When is prejudice funny?

Is Letterman really allowed to make “senile-old-man” jokes at John McCain’s expense?

If David Letterman used crude anti-black stereotypes to make fun of Barack Obama, or crude misogynist stereotypes to make fun of Hillary Clinton &#8212 “Barack Obama looks like a guy who just figured out a sure-fire way to steal a watermelon,” or “Hillary Clinton looks like a nun who’s about to rap your knuckles with a ruler” &#8212 he’d be taking either a short involuntary vacation or early retirement.

So why is it OK for Letterman to use use old-man stereotypes &#8212 “John McCain looks like the kind of guy whose new denture adhesive allows him to eat corn on the cob” &#8212 to make fun of McCain ?

Yes, it’s important to be able to laugh about serious things, and yes, I find old-man jokes pretty funny, although &#8212 or perhaps because &#8212 I’m rapidly becoming one. But then, I have tenure. If I’d just been laid off and had to look for work, maybe I wouldn’t find the stereotypes so funny.

Thinking about the politics of it, the last thing Obama needs is stirring up resentment among the elderly. I hope the campaign against McCain is relentless. But it doesn’t have to be mean-spirited.

Update In response to reader emails:

Yes, there may be a genuine issue about McCain’s mental acuity, as there was about Reagan’s. All the better reason not to confuse it with generic “old guy” jokes.

Author: Mark Kleiman

Professor of Public Policy at the NYU Marron Institute for Urban Management and editor of the Journal of Drug Policy Analysis. Teaches about the methods of policy analysis about drug abuse control and crime control policy, working out the implications of two principles: that swift and certain sanctions don't have to be severe to be effective, and that well-designed threats usually don't have to be carried out.

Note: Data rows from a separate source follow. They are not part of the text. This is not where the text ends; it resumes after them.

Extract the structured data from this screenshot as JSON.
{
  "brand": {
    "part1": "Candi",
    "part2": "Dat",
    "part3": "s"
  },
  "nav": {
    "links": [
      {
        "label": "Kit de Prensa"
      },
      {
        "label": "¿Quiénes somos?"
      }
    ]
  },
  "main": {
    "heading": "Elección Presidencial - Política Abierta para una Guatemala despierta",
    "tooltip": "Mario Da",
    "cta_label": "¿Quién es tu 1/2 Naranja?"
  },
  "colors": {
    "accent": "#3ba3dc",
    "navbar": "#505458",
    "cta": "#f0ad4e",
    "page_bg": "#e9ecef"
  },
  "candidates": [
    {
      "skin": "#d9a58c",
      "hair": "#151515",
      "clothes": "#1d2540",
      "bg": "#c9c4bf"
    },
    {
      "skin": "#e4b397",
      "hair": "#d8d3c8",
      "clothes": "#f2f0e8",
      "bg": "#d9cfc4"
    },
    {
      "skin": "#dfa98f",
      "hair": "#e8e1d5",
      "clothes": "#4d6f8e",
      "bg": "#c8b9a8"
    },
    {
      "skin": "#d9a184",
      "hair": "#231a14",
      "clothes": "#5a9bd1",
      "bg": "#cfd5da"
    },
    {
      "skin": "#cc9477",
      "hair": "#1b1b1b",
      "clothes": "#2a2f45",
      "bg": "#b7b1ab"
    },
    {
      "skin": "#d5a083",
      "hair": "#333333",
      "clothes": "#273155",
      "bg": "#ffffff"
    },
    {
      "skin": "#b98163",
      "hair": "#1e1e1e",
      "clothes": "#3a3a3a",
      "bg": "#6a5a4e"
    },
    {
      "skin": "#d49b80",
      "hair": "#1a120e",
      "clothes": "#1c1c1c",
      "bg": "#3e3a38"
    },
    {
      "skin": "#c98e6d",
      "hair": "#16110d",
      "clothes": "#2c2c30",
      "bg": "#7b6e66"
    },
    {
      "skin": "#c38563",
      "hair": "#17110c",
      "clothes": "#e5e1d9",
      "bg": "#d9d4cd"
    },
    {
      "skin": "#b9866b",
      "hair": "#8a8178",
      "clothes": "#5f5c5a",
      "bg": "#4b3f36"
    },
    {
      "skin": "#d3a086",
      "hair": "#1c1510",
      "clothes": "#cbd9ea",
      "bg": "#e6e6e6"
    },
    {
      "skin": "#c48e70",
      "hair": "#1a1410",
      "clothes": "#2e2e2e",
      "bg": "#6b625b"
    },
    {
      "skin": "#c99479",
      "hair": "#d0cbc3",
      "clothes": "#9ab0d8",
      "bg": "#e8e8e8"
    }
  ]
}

Books: Drugs and Drug Policy: What Everyone Needs to Know (with Jonathan Caulkins and Angela Hawken) When Brute Force Fails: How to Have Less Crime and Less Punishment (Princeton, 2009; named one of the "books of the year" by The Economist Against Excess: Drug Policy for Results (Basic, 1993) Marijuana: Costs of Abuse, Costs of Control (Greenwood, 1989) UCLA Homepage Curriculum Vitae Contact: Markarkleiman-at-gmail.com